EXTRACTED DATA Block Start

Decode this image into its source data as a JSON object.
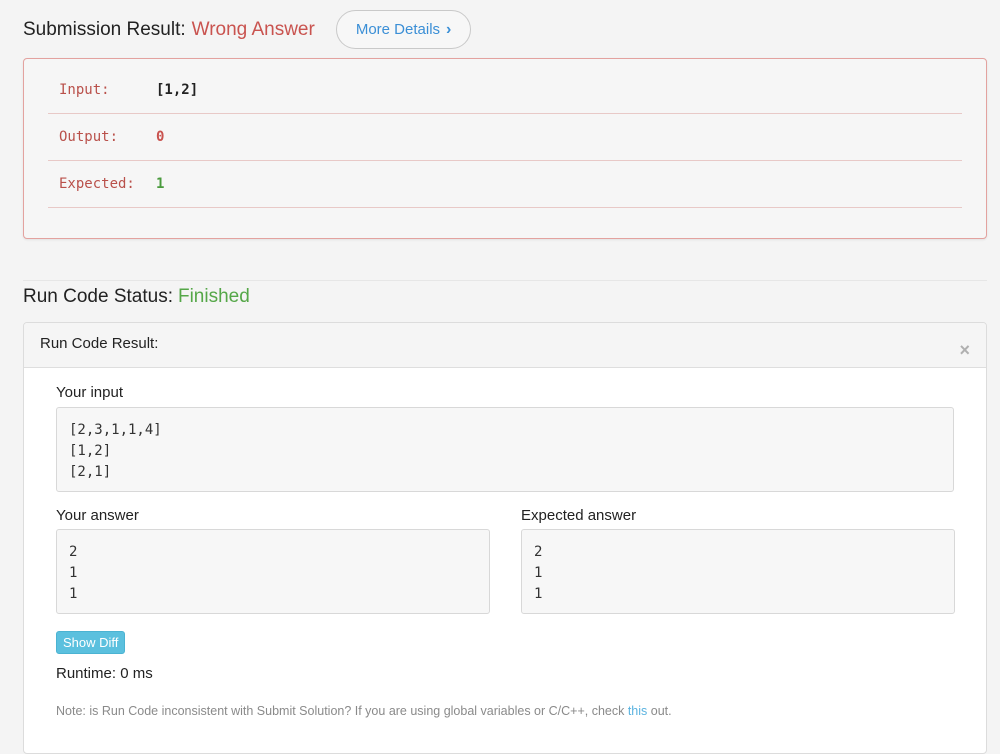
{
  "submission": {
    "label": "Submission Result:",
    "status": "Wrong Answer",
    "more_details": "More Details"
  },
  "result": {
    "rows": [
      {
        "label": "Input:",
        "value": "[1,2]"
      },
      {
        "label": "Output:",
        "value": "0"
      },
      {
        "label": "Expected:",
        "value": "1"
      }
    ]
  },
  "run_status": {
    "label": "Run Code Status:",
    "status": "Finished"
  },
  "run_result": {
    "title": "Run Code Result:",
    "close_symbol": "×",
    "your_input_label": "Your input",
    "your_input": "[2,3,1,1,4]\n[1,2]\n[2,1]",
    "your_answer_label": "Your answer",
    "your_answer": "2\n1\n1",
    "expected_answer_label": "Expected answer",
    "expected_answer": "2\n1\n1",
    "show_diff": "Show Diff",
    "runtime": "Runtime: 0 ms",
    "note_text": "Note: is Run Code inconsistent with Submit Solution? If you are using global variables or C/C++, check ",
    "note_link": "this",
    "note_end": " out."
  },
  "colors": {
    "wrong": "#c9534f",
    "finished": "#55a748",
    "expected_value": "#4a9a3d",
    "link": "#3b8fd6"
  }
}
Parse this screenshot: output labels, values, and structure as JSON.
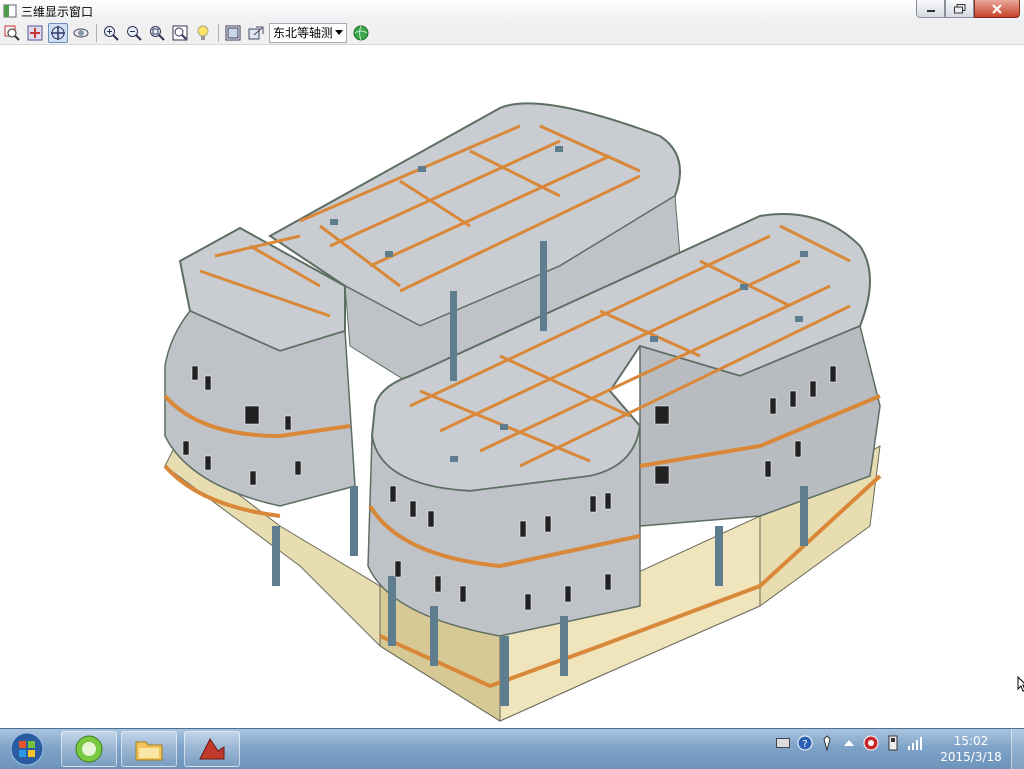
{
  "window": {
    "title": "三维显示窗口",
    "buttons": {
      "minimize": "minimize",
      "maximize": "maximize",
      "close": "close"
    }
  },
  "toolbar": {
    "tools": [
      "zoom-region-icon",
      "zoom-move-icon",
      "pan-rotate-icon",
      "orbit-icon",
      "zoom-in-icon",
      "zoom-out-icon",
      "zoom-window-icon",
      "zoom-extents-icon",
      "light-bulb-icon",
      "render-settings-icon",
      "export-image-icon"
    ],
    "view_select": {
      "value": "东北等轴测"
    },
    "globe": "globe-icon"
  },
  "taskbar": {
    "apps": [
      "start-orb-icon",
      "app-circle-icon",
      "folder-icon",
      "structure-app-icon"
    ],
    "tray": [
      "keyboard-icon",
      "help-icon",
      "pen-icon",
      "up-arrow-icon",
      "record-icon",
      "usb-icon",
      "signal-icon"
    ],
    "time": "15:02",
    "date": "2015/3/18"
  },
  "colors": {
    "roof": "#c9ccd0",
    "beam": "#d88838",
    "column": "#5e7d8f",
    "base": "#e8ddb0",
    "facade": "#bfc2c6",
    "outline": "#5d6e63"
  }
}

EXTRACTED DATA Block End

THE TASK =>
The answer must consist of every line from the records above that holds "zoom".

ANSWER SECTION =>
      "zoom-region-icon",
      "zoom-move-icon",
      "zoom-in-icon",
      "zoom-out-icon",
      "zoom-window-icon",
      "zoom-extents-icon",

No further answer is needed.